Micropilot: automation of fluorescence microscopy-based imaging for systems biology.
Conrad, C., Wunsche, A., Tan, T.H., Bulkescher, J., Sieckmann, F., Verissimo, F., Edelstein, A., Walter, T., Liebel, U., Pepperkok, R. & Ellenberg, J.
Nat Methods. 2011 Mar;8(3):246-9. doi: 10.1038/nmeth.1558. Epub 2011 Jan 23.
Quantitative microscopy relies on imaging of large cell numbers but is often hampered by time-consuming manual selection of specific cells. The 'Micropilot' software automatically detects cells of interest and launches complex imaging experiments including three-dimensional multicolor time-lapse or fluorescence recovery after photobleaching in live cells.

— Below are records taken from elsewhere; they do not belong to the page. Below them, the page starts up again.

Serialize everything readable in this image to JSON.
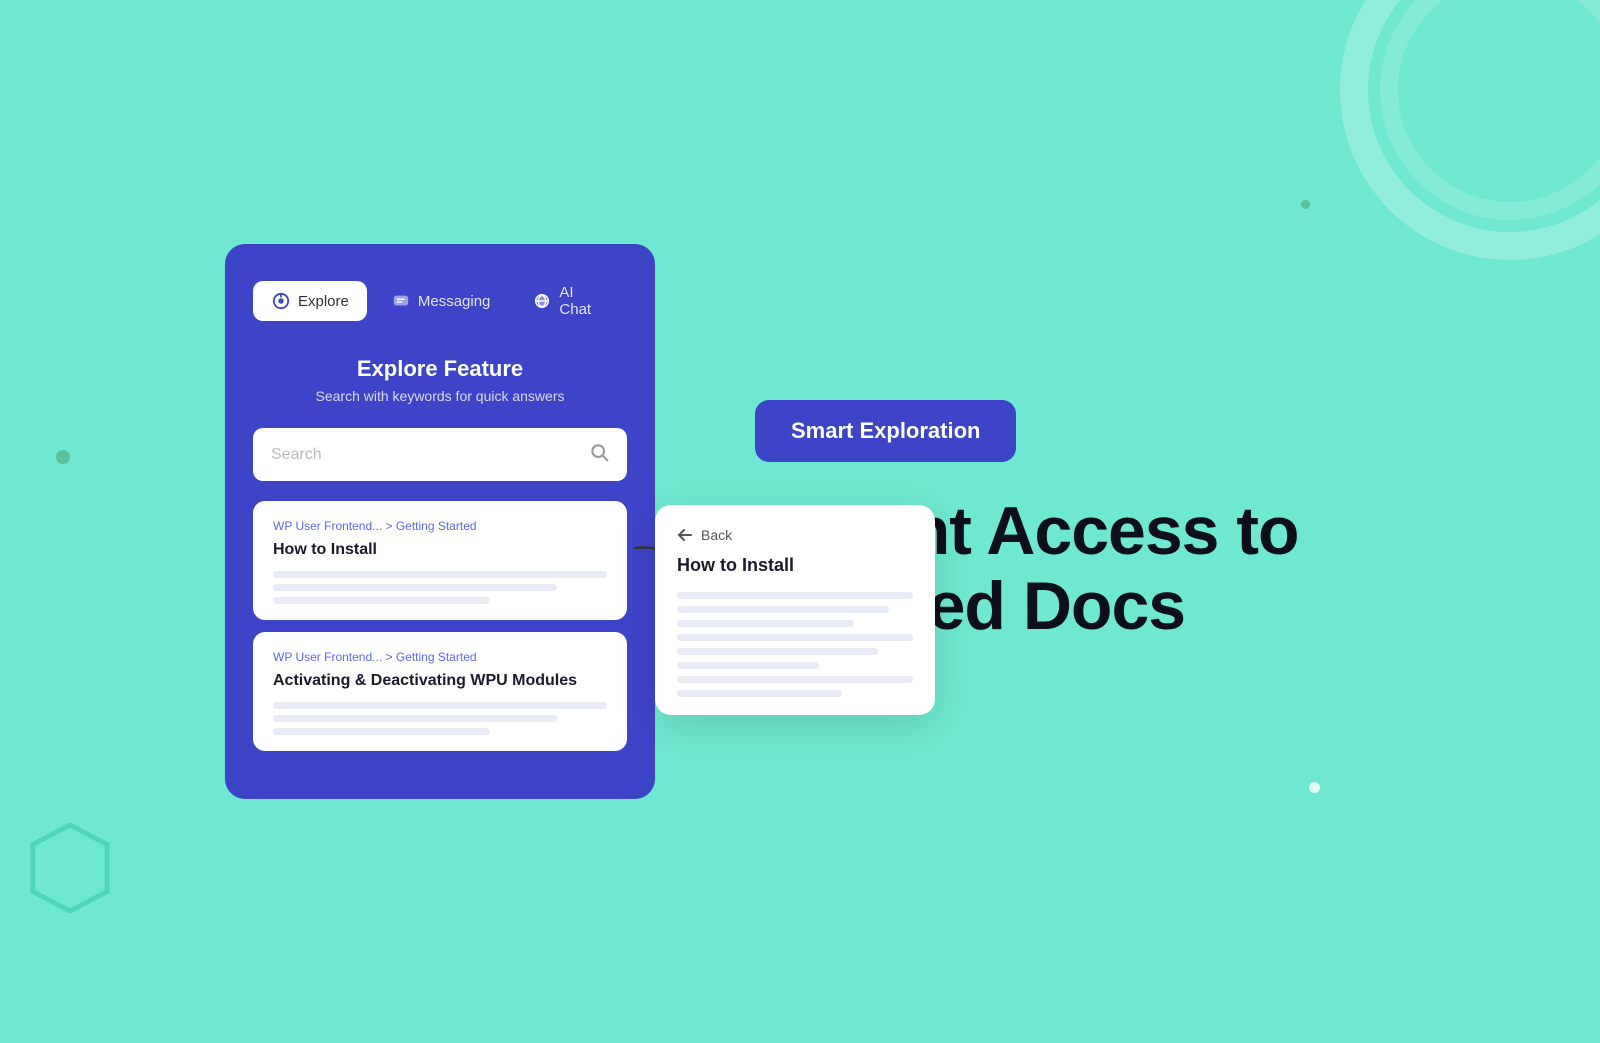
{
  "background": {
    "color": "#6ee8d0"
  },
  "tabs": [
    {
      "id": "explore",
      "label": "Explore",
      "active": true
    },
    {
      "id": "messaging",
      "label": "Messaging",
      "active": false
    },
    {
      "id": "ai-chat",
      "label": "AI Chat",
      "active": false
    }
  ],
  "explore": {
    "title": "Explore Feature",
    "subtitle": "Search with keywords for quick answers",
    "search_placeholder": "Search"
  },
  "doc_cards": [
    {
      "breadcrumb": "WP User Frontend... > Getting Started",
      "title": "How to Install",
      "lines": [
        "full",
        "medium",
        "short"
      ]
    },
    {
      "breadcrumb": "WP User Frontend... > Getting Started",
      "title": "Activating & Deactivating WPU Modules",
      "lines": [
        "full",
        "medium",
        "short"
      ]
    }
  ],
  "detail_card": {
    "back_label": "Back",
    "title": "How to Install",
    "lines": [
      "full",
      "full",
      "medium",
      "full",
      "medium",
      "short",
      "full",
      "medium"
    ]
  },
  "right": {
    "badge": "Smart Exploration",
    "headline_line1": "Instant Access to",
    "headline_line2": "Curated Docs"
  }
}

In three independent experimental setups this allowed us to statistically analyze biological processes in detail and is thus a powerful tool for systems biology.

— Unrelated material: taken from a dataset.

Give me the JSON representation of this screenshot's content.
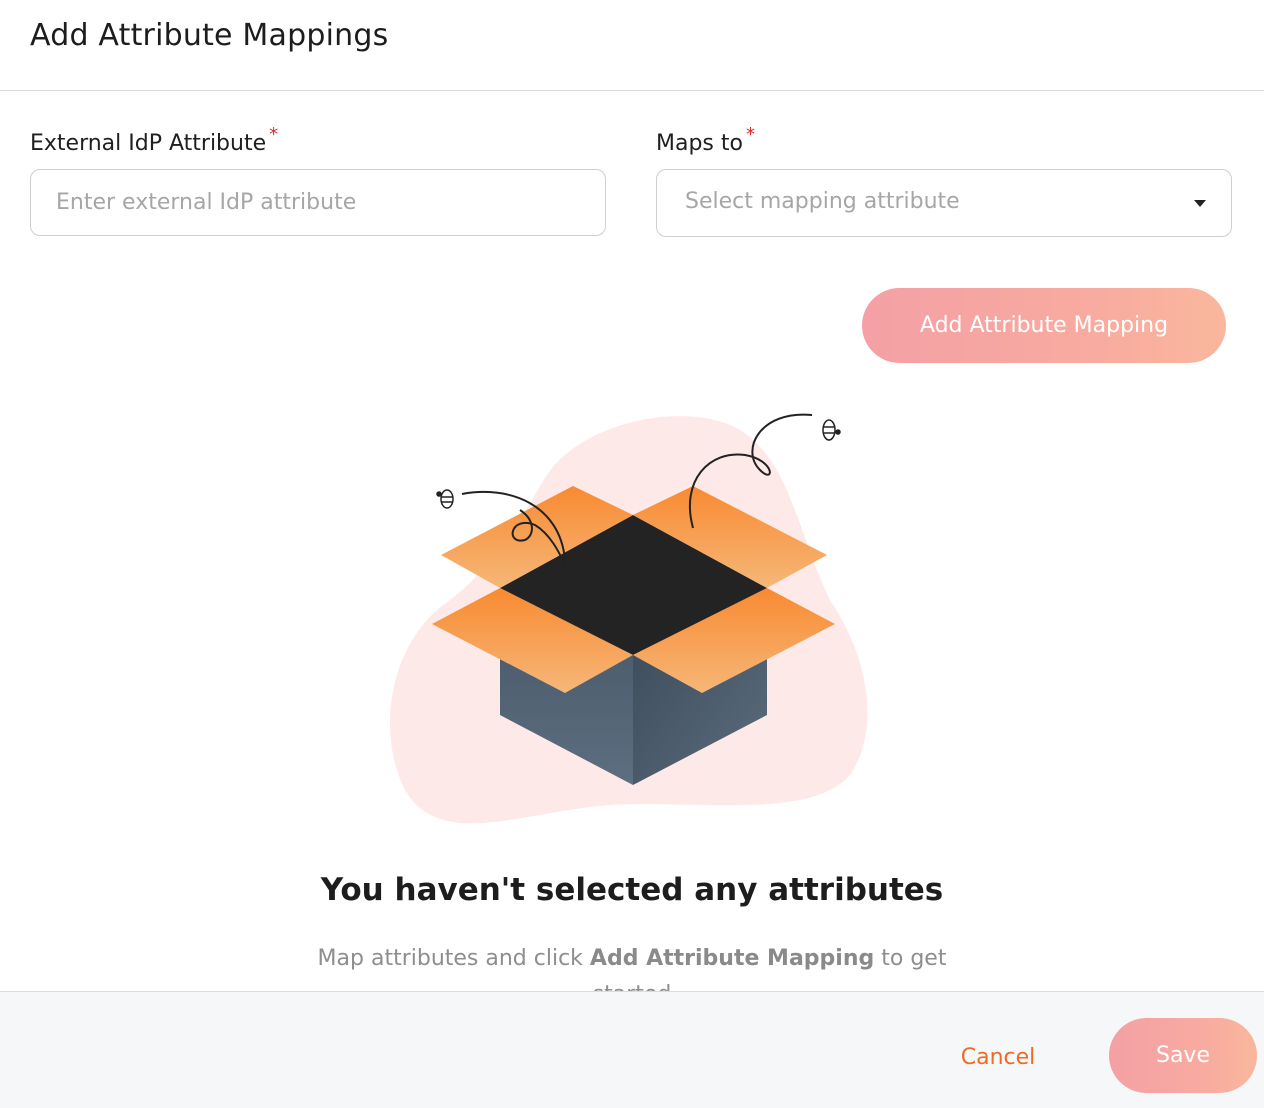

Europe PMC

Phenotypic profiling of the human genome by time-lapse microscopy reveals cell division genes.
Neumann, B., Walter, T., Heriche, J.K., Bulkescher, J., Erfle, H., Conrad, C., Rogers, P., Poser, I., Held, M., Liebel, U., Cetin, C., Sieckmann, F., Pau, G., Kabbe, R., W√ľnsche, A., Satagopam, V., Schmitz, M.H., Chapuis, C., Gerlich, D.W., Schneider, R., Eils, R., Huber, W., Peters, J.M., Hyman, A.A., Durbin, R., Pepperkok, R. & Ellenberg, J.
Nature. 2010 Apr 1;464(7289):721-7.
Despite our rapidly growing knowledge about the human genome, we do not know all of the genes required for some of the most basic functions of life. To start to fill this gap we developed a high-throughput phenotypic screening platform combining potent gene silencing by RNA interference, time-lapse microscopy and computational image processing. We carried out a genome-wide phenotypic profiling of each of the approximately 21,000 human protein-coding genes by two-day live imaging of fluorescently labelled chromosomes. Phenotypes were scored quantitatively by computational image processing, which allowed us to identify hundreds of human genes involved in diverse biological functions including cell division, migration and survival. As part of the Mitocheck consortium, this study provides an in-depth analysis of cell division phenotypes and makes the entire high-content data set available as a resource to the community.
Europe PMC